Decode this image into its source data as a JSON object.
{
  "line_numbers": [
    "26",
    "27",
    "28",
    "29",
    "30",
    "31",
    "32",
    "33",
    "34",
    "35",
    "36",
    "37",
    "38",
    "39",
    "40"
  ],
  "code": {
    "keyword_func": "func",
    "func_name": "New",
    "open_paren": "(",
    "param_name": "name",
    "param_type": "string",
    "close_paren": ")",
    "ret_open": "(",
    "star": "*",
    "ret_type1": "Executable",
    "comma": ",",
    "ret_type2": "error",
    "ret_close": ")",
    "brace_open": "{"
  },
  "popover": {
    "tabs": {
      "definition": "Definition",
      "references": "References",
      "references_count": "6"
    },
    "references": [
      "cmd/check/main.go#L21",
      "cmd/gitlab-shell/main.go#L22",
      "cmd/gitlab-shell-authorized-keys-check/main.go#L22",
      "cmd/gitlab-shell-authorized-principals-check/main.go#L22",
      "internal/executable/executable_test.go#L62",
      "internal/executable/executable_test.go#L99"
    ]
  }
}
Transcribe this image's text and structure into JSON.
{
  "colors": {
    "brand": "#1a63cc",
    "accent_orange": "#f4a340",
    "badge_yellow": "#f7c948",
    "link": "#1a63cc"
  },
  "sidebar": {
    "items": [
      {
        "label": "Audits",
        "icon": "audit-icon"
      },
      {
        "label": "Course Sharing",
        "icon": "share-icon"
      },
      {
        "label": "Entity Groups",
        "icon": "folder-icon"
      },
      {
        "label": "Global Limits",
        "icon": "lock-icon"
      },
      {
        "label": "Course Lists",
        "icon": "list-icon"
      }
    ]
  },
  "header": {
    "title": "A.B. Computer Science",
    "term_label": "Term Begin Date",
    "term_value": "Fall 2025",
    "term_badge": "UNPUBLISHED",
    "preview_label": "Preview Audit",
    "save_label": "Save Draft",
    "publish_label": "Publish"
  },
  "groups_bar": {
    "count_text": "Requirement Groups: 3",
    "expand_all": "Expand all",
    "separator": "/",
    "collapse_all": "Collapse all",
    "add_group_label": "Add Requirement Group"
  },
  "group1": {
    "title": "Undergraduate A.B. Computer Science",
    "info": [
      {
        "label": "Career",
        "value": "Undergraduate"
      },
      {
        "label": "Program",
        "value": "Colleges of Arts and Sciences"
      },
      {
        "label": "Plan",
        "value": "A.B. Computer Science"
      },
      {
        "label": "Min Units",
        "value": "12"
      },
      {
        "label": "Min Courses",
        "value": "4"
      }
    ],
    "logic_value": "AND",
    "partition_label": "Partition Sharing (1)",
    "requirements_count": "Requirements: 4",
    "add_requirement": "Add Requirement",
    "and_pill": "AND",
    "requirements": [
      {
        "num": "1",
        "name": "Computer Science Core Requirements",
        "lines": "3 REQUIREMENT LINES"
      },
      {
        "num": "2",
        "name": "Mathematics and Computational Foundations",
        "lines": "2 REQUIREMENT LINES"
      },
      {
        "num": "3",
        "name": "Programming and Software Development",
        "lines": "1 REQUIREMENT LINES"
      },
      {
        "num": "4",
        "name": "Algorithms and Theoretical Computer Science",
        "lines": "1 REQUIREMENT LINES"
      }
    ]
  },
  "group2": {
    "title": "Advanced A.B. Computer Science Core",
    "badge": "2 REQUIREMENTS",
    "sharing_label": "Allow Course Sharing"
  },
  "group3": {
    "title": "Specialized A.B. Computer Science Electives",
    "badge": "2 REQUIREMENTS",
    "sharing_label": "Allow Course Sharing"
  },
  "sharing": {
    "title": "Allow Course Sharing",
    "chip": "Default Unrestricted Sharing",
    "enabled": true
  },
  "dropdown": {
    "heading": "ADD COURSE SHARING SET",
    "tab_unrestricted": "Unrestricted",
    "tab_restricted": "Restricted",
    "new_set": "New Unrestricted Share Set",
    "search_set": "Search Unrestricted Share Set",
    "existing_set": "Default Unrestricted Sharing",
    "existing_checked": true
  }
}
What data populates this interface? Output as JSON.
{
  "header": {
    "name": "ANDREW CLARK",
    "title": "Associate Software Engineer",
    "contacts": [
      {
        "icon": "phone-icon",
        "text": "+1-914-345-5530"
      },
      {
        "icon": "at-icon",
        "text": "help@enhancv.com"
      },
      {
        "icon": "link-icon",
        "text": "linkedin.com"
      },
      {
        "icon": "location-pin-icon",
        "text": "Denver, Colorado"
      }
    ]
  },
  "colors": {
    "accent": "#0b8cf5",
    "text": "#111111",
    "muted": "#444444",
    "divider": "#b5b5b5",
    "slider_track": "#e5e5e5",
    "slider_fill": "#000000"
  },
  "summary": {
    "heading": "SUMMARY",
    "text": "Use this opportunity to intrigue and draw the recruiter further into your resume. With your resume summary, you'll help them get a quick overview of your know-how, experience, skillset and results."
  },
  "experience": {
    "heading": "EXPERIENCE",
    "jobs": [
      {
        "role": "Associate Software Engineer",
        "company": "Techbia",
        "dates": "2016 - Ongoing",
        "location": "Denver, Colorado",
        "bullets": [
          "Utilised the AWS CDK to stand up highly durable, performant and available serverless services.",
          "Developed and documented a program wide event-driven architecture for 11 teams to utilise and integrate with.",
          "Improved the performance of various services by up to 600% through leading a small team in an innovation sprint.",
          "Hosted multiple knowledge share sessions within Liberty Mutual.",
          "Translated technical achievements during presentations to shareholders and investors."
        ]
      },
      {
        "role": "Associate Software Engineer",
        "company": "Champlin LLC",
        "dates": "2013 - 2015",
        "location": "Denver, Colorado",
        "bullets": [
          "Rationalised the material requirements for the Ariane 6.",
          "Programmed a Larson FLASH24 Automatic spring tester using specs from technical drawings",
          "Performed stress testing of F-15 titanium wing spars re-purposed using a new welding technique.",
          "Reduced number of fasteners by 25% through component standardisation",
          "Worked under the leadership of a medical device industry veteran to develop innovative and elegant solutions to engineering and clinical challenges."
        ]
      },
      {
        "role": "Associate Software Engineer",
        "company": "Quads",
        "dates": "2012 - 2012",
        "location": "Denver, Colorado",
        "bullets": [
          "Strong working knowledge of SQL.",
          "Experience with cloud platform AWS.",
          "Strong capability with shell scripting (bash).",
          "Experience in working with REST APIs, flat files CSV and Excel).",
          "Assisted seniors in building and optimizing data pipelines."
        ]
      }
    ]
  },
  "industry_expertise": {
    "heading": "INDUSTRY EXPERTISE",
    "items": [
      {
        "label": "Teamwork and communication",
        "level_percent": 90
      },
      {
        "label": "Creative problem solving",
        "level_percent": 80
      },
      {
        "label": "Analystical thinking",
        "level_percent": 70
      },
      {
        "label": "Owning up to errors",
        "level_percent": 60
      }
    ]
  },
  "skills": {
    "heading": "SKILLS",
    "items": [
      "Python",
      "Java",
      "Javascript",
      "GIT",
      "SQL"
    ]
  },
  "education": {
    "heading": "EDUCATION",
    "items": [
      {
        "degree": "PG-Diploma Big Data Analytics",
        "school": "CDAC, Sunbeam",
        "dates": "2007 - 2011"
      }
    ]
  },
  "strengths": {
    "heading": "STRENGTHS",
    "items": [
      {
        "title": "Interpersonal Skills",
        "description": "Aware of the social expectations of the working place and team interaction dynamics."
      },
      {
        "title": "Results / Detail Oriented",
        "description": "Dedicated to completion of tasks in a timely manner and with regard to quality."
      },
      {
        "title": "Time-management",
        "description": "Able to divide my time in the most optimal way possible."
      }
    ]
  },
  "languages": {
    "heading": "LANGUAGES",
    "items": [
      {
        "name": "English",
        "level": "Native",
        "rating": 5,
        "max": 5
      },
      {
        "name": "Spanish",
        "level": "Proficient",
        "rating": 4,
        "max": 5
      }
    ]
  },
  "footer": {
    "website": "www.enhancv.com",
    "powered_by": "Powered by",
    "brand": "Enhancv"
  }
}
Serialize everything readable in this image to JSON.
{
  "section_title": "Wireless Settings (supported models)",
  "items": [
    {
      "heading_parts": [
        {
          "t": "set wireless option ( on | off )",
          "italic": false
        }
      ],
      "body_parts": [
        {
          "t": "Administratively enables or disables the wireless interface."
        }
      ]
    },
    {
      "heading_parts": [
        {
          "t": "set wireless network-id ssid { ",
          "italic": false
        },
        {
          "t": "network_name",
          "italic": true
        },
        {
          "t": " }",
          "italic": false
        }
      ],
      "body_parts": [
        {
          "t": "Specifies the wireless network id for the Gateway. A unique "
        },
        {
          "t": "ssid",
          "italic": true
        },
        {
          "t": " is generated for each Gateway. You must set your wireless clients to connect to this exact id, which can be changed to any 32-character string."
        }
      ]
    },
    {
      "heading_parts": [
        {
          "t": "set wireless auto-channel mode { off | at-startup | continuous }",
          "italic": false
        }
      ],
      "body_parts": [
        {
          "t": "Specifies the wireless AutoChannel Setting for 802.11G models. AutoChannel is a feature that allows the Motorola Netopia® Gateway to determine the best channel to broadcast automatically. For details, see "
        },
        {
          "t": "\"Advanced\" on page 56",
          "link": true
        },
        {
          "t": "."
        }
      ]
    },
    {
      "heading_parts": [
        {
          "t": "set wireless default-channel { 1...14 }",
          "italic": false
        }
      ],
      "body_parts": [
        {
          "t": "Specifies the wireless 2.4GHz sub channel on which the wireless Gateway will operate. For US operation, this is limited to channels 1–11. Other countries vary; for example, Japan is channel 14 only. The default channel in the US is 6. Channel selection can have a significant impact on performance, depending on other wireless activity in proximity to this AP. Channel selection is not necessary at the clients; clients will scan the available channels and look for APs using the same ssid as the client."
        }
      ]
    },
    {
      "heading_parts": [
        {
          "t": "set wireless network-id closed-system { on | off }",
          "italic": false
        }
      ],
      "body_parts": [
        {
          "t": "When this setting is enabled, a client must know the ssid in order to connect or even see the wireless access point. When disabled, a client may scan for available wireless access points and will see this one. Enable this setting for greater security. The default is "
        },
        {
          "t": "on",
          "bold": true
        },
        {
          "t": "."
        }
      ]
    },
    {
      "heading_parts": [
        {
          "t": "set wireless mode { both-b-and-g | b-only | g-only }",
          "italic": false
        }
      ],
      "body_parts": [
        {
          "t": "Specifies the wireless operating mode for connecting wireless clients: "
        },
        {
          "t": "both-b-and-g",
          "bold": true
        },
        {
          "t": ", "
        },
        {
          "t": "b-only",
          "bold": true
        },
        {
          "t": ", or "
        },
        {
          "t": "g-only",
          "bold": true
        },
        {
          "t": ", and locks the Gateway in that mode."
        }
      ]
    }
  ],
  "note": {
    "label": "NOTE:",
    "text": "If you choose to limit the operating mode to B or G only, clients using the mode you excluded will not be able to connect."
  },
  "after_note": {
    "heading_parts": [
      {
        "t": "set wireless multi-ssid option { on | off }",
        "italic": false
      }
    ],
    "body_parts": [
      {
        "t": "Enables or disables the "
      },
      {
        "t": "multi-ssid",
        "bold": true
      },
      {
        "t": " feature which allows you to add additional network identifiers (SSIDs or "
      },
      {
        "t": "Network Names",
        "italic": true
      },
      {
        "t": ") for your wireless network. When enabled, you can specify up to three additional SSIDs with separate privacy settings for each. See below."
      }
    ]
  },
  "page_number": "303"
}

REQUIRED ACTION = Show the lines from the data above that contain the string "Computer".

SOLUTION TO THIS PROBLEM =
    "title": "A.B. Computer Science",
    "title": "Undergraduate A.B. Computer Science",
        "value": "A.B. Computer Science"
        "name": "Computer Science Core Requirements",
        "name": "Algorithms and Theoretical Computer Science",
    "title": "Advanced A.B. Computer Science Core",
    "title": "Specialized A.B. Computer Science Electives",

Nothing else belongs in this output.